MATERIALS PROVIDED:

--

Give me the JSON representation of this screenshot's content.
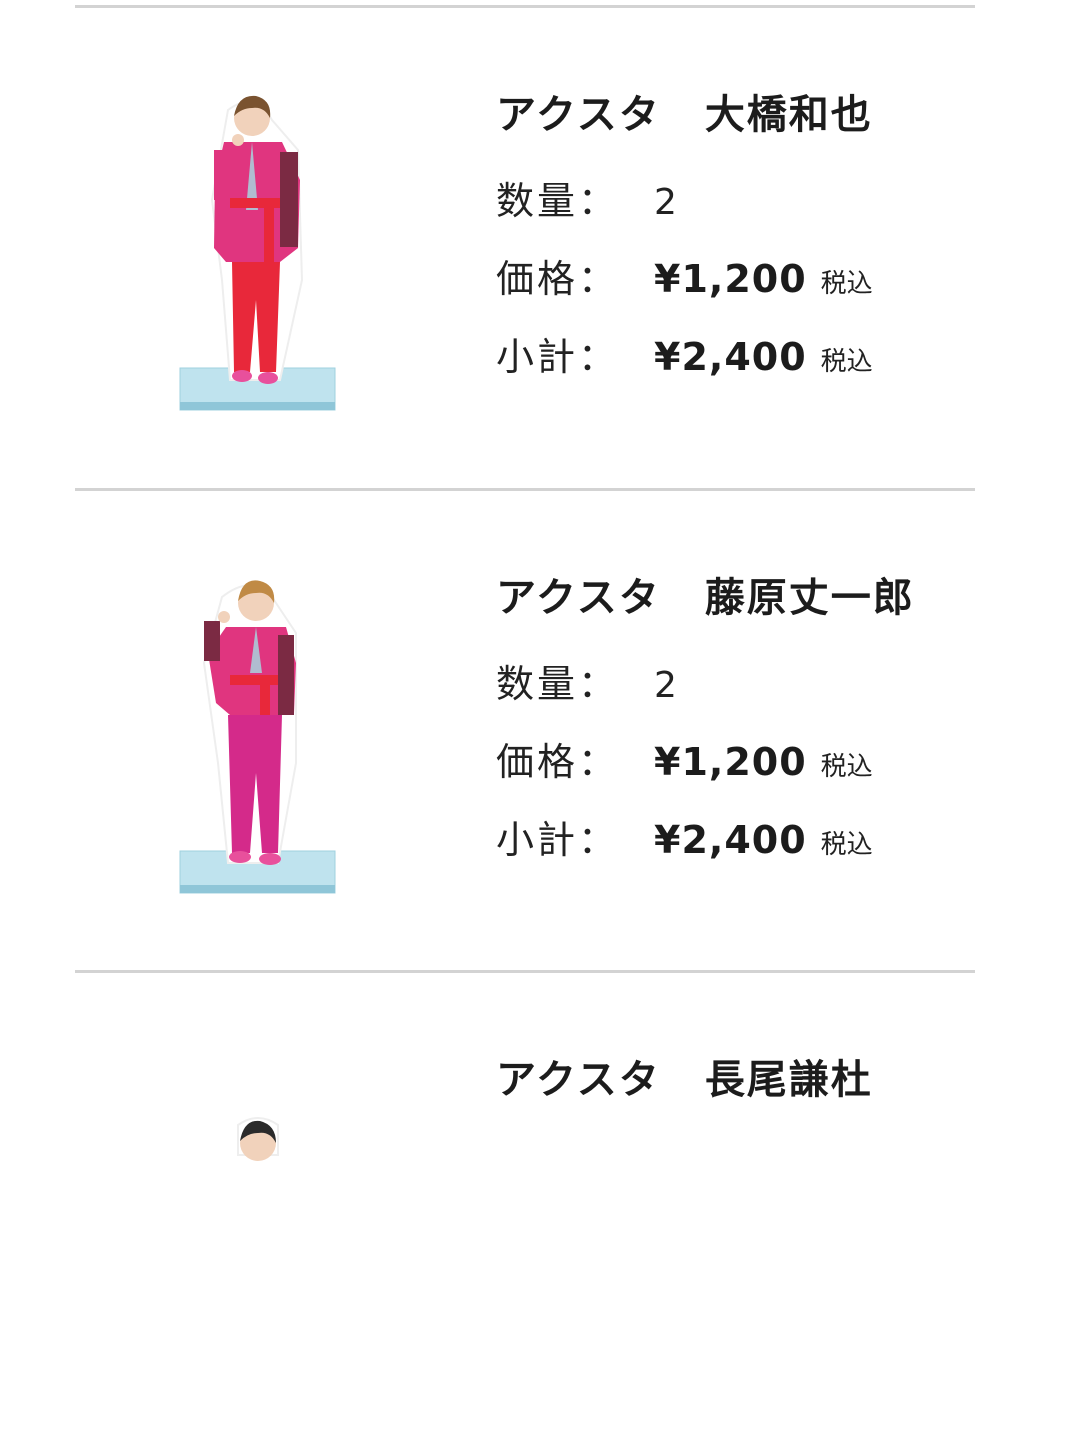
{
  "labels": {
    "quantity": "数量：",
    "price": "価格：",
    "subtotal": "小計：",
    "tax_included": "税込"
  },
  "items": [
    {
      "product": "アクスタ",
      "member": "大橋和也",
      "quantity": "2",
      "price": "¥1,200",
      "subtotal": "¥2,400",
      "image_icon": "acrylic-stand-figure-icon"
    },
    {
      "product": "アクスタ",
      "member": "藤原丈一郎",
      "quantity": "2",
      "price": "¥1,200",
      "subtotal": "¥2,400",
      "image_icon": "acrylic-stand-figure-icon"
    },
    {
      "product": "アクスタ",
      "member": "長尾謙杜"
    }
  ],
  "colors": {
    "divider": "#d3d3d3",
    "jacket": "#e0357f",
    "pants_item1": "#e8283a",
    "pants_item2": "#d42a8a",
    "stand_base": "#bfe3ee"
  }
}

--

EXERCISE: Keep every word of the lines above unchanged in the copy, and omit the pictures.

PROBLEM SOLUTION:
Give me the JSON representation of this screenshot's content.
{
  "labels": {
    "quantity": "数量：",
    "price": "価格：",
    "subtotal": "小計：",
    "tax_included": "税込"
  },
  "items": [
    {
      "product": "アクスタ",
      "member": "大橋和也",
      "quantity": "2",
      "price": "¥1,200",
      "subtotal": "¥2,400",
      "image_icon": "acrylic-stand-figure-icon"
    },
    {
      "product": "アクスタ",
      "member": "藤原丈一郎",
      "quantity": "2",
      "price": "¥1,200",
      "subtotal": "¥2,400",
      "image_icon": "acrylic-stand-figure-icon"
    },
    {
      "product": "アクスタ",
      "member": "長尾謙杜"
    }
  ],
  "colors": {
    "divider": "#d3d3d3",
    "jacket": "#e0357f",
    "pants_item1": "#e8283a",
    "pants_item2": "#d42a8a",
    "stand_base": "#bfe3ee"
  }
}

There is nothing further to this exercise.